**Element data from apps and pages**
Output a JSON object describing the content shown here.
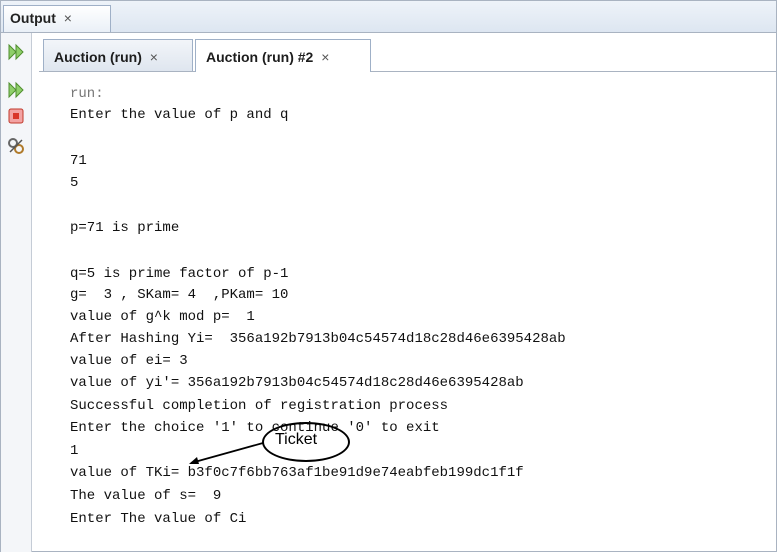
{
  "output_panel": {
    "title": "Output",
    "close": "×"
  },
  "run_tabs": [
    {
      "label": "Auction (run)",
      "close": "×"
    },
    {
      "label": "Auction (run) #2",
      "close": "×"
    }
  ],
  "console_lines": [
    "run:",
    "Enter the value of p and q",
    "71",
    "5",
    "p=71 is prime",
    "q=5 is prime factor of p-1",
    "g=  3 , SKam= 4  ,PKam= 10",
    "value of g^k mod p=  1",
    "After Hashing Yi=  356a192b7913b04c54574d18c28d46e6395428ab",
    "value of ei= 3",
    "value of yi'= 356a192b7913b04c54574d18c28d46e6395428ab",
    "Successful completion of registration process",
    "Enter the choice '1' to continue '0' to exit",
    "1",
    "value of TKi= b3f0c7f6bb763af1be91d9e74eabfeb199dc1f1f",
    "The value of s=  9",
    "Enter The value of Ci"
  ],
  "annotation": {
    "label": "Ticket"
  },
  "icons": [
    "rerun-icon",
    "rerun-with-options-icon",
    "stop-icon",
    "settings-icon"
  ]
}
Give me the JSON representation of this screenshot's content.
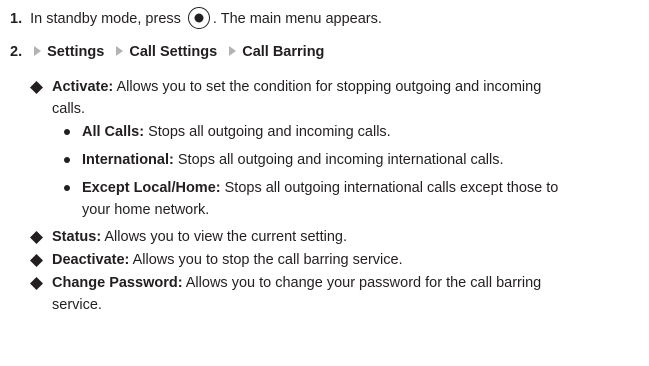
{
  "step1": {
    "number": "1.",
    "text_before": "In standby mode, press",
    "icon": "center-select-key-icon",
    "text_after": ". The main menu appears."
  },
  "step2": {
    "number": "2.",
    "path": [
      "Settings",
      "Call Settings",
      "Call Barring"
    ]
  },
  "items": [
    {
      "label": "Activate:",
      "text_line1": "Allows you to set the condition for stopping outgoing and incoming",
      "text_line2": "calls.",
      "subitems": [
        {
          "label": "All Calls:",
          "text": "Stops all outgoing and incoming calls."
        },
        {
          "label": "International:",
          "text": "Stops all outgoing and incoming international calls."
        },
        {
          "label": "Except Local/Home:",
          "text": "Stops all outgoing international calls except those to",
          "text_line2": "your home network."
        }
      ]
    },
    {
      "label": "Status:",
      "text": "Allows you to view the current setting."
    },
    {
      "label": "Deactivate:",
      "text": "Allows you to stop the call barring service."
    },
    {
      "label": "Change Password:",
      "text_line1": "Allows you to change your password for the call barring",
      "text_line2": "service."
    }
  ]
}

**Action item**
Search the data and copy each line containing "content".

**Reply**
Output a JSON object describing the content shown here.
Give me the JSON representation of this screenshot's content.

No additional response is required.